[Your instructions]: Which lines in the listing below contain "JSON"? Copy each of them.
··· Source data ···
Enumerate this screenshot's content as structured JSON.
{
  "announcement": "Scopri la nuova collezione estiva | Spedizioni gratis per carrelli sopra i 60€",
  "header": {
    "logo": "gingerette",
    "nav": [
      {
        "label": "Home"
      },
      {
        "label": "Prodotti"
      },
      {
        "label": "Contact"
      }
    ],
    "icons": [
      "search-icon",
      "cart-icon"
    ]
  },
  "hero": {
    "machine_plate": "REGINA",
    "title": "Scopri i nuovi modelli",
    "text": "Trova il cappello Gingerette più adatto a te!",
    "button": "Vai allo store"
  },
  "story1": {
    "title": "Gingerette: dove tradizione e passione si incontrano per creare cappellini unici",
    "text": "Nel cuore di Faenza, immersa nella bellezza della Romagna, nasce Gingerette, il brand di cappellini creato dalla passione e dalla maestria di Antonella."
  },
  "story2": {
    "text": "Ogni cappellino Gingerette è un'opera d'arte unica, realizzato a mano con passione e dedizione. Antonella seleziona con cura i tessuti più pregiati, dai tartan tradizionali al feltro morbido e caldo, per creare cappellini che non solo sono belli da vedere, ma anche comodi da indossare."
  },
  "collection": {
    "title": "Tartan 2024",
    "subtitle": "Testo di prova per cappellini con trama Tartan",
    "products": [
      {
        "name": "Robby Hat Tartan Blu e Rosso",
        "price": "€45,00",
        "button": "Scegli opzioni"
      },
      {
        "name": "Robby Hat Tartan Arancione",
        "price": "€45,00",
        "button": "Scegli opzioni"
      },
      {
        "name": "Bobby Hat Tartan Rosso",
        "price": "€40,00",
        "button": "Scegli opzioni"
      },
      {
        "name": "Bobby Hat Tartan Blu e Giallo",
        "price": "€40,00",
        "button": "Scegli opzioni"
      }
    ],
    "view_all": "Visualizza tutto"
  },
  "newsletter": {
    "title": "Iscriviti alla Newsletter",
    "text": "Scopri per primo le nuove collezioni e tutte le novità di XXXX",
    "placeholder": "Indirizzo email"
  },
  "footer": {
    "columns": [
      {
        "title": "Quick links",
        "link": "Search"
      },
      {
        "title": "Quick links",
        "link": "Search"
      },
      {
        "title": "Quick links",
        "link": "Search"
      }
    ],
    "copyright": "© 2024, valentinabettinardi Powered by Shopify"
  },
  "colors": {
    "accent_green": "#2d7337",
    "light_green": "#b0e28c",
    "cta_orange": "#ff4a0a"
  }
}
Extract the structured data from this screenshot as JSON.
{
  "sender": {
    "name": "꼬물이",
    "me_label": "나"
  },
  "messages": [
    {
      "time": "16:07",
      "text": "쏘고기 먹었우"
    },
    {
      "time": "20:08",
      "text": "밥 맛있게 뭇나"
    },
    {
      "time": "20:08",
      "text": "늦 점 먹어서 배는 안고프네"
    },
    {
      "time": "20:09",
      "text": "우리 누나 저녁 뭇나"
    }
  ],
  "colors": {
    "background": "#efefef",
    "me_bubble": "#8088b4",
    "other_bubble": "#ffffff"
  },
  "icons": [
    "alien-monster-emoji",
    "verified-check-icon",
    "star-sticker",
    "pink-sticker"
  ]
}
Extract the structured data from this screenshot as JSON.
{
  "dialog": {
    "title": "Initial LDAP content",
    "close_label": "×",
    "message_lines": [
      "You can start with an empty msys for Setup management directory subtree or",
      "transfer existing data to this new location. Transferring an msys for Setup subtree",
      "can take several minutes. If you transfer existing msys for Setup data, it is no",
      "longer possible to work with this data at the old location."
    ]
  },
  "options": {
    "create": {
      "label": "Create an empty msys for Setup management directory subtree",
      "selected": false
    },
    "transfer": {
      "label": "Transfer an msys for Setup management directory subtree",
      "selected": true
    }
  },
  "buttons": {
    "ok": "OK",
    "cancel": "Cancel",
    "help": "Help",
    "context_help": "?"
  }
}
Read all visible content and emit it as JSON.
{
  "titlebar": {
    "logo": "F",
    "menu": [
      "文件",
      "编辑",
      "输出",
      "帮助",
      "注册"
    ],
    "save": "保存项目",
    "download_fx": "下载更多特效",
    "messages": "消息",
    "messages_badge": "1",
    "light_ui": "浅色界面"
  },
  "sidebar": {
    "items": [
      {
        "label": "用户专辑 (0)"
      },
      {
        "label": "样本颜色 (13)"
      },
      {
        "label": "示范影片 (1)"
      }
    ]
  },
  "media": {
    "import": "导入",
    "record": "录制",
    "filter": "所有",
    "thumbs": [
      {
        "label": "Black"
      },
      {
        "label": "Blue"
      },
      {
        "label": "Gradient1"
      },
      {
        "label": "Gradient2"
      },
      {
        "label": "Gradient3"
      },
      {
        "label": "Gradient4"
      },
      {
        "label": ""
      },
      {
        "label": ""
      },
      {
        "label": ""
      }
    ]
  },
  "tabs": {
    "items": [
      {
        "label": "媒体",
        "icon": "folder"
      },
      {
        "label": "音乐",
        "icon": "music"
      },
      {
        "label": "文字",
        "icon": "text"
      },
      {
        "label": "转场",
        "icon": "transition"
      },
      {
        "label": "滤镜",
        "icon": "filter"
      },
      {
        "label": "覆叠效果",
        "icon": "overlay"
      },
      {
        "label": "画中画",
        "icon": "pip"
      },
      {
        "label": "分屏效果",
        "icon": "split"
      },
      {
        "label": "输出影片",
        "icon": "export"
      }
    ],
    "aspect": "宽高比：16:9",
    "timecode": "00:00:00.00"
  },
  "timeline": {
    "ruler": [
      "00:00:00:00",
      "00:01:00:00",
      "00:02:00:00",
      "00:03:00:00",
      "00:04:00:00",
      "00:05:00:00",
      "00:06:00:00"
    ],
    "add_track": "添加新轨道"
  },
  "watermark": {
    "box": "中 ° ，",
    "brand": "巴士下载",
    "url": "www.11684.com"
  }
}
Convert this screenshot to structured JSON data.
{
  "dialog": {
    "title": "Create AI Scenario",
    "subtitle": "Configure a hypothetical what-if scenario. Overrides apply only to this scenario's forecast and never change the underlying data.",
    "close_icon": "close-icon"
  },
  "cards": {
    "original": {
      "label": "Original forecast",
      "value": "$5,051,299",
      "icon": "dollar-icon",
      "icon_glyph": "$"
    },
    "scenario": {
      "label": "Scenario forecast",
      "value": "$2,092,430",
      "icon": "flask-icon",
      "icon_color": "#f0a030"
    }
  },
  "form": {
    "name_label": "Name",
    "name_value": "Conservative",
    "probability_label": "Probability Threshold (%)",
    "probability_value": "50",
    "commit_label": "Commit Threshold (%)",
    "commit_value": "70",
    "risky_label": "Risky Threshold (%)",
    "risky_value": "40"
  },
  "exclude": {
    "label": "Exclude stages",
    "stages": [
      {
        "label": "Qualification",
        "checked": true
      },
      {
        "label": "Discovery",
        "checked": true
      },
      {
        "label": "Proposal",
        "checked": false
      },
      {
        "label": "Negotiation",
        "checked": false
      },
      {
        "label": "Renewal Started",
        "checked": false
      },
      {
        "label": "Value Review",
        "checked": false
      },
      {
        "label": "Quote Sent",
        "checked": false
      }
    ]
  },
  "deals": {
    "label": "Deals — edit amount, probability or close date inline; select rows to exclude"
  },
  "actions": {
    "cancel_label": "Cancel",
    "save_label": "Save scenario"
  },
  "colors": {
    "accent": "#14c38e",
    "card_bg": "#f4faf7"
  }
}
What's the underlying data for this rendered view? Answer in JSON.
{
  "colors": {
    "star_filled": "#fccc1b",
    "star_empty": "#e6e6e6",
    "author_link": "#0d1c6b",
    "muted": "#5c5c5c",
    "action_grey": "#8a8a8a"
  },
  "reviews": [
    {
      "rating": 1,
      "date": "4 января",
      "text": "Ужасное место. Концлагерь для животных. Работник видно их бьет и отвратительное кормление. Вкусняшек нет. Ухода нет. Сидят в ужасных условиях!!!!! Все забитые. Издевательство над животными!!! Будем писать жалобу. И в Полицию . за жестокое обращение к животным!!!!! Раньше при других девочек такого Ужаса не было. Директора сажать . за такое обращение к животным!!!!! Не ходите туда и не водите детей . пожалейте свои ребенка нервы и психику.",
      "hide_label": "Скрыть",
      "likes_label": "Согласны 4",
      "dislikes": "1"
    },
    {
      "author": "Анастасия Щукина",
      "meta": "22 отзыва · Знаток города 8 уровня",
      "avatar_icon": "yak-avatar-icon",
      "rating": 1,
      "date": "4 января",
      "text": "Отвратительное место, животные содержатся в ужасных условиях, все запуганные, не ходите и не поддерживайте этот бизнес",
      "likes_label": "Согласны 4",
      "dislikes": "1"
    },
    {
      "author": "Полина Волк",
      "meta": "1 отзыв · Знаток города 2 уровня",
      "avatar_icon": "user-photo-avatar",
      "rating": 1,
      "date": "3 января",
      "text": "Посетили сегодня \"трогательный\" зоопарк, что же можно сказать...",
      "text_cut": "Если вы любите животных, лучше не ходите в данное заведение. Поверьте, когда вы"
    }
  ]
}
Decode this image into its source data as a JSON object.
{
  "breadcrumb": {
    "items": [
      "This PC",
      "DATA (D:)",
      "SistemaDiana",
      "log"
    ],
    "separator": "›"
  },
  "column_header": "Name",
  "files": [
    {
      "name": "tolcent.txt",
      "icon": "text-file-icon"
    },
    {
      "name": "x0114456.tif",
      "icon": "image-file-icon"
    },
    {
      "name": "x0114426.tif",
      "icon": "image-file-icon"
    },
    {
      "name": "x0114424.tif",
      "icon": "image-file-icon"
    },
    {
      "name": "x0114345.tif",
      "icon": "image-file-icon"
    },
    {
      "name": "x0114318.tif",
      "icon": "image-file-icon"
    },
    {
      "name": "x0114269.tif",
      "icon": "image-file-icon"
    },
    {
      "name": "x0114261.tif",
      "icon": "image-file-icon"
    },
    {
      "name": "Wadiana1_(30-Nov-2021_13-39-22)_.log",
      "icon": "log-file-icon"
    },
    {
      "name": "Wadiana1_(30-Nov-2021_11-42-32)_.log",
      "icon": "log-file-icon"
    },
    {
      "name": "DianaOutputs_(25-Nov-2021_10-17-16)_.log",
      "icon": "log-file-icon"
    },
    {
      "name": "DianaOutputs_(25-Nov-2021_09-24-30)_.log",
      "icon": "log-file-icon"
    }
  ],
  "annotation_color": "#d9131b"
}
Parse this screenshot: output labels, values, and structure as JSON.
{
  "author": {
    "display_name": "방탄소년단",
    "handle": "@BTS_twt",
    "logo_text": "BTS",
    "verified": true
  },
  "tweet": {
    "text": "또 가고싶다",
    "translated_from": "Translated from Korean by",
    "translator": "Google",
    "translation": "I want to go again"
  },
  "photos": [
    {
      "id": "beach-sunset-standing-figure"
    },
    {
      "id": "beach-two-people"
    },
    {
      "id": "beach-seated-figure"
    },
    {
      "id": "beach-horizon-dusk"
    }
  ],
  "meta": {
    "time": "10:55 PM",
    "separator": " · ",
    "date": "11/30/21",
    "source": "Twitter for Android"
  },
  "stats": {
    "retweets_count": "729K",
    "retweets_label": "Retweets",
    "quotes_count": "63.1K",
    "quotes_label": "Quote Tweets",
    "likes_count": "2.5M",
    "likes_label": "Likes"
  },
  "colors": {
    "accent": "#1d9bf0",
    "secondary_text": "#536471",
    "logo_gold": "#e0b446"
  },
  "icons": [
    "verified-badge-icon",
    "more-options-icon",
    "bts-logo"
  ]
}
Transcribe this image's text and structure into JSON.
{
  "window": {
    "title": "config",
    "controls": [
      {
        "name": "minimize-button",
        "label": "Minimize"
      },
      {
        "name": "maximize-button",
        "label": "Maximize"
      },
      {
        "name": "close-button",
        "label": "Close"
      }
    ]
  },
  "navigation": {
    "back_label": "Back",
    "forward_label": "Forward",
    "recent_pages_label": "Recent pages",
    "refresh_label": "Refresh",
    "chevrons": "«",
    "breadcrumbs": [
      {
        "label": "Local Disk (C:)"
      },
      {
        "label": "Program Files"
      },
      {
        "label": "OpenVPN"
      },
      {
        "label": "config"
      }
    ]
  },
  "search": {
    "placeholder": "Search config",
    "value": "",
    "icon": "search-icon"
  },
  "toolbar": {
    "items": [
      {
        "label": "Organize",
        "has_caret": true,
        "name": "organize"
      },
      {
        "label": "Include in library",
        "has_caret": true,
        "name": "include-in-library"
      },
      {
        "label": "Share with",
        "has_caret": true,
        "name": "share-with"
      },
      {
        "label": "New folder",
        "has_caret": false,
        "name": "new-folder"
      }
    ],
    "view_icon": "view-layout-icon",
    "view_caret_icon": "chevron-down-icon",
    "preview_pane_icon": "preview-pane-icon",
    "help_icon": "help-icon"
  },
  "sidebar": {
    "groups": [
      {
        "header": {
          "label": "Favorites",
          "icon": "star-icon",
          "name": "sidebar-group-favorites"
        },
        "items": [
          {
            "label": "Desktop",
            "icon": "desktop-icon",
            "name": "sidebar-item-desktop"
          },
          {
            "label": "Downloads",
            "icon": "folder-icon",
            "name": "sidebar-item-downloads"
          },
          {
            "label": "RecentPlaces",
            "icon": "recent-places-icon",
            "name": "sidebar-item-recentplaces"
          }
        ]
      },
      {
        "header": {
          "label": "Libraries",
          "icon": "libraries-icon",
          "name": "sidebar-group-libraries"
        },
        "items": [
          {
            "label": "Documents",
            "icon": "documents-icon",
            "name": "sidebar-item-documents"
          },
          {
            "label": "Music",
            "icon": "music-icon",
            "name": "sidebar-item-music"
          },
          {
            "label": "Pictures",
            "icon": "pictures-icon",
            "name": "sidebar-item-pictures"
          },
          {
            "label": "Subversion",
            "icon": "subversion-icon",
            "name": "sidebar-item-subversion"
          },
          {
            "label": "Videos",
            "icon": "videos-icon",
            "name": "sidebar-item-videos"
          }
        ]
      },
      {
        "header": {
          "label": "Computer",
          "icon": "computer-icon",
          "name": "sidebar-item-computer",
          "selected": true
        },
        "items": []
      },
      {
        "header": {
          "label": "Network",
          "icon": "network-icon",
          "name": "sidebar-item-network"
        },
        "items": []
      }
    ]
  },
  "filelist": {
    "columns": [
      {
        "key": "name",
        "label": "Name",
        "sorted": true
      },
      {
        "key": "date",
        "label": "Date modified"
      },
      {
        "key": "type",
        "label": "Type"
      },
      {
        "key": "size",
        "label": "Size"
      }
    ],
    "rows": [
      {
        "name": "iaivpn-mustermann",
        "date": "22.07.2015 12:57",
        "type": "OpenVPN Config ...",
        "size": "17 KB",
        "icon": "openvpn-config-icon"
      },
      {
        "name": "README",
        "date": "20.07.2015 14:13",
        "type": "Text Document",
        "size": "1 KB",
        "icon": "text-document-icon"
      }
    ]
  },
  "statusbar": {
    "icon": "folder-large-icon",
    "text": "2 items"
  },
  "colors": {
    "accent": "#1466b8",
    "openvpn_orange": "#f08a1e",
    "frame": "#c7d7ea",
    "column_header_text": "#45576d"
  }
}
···
[Result of the exercise]:
Enumerate this screenshot's content as structured JSON.
Extract the structured data from this screenshot as JSON.
Extract the structured data from this screenshot as JSON.
Read all visible content and emit it as JSON.
Convert this screenshot to structured JSON data.
What's the underlying data for this rendered view? Answer in JSON.
Decode this image into its source data as a JSON object.
Parse this screenshot: output labels, values, and structure as JSON.
Transcribe this image's text and structure into JSON.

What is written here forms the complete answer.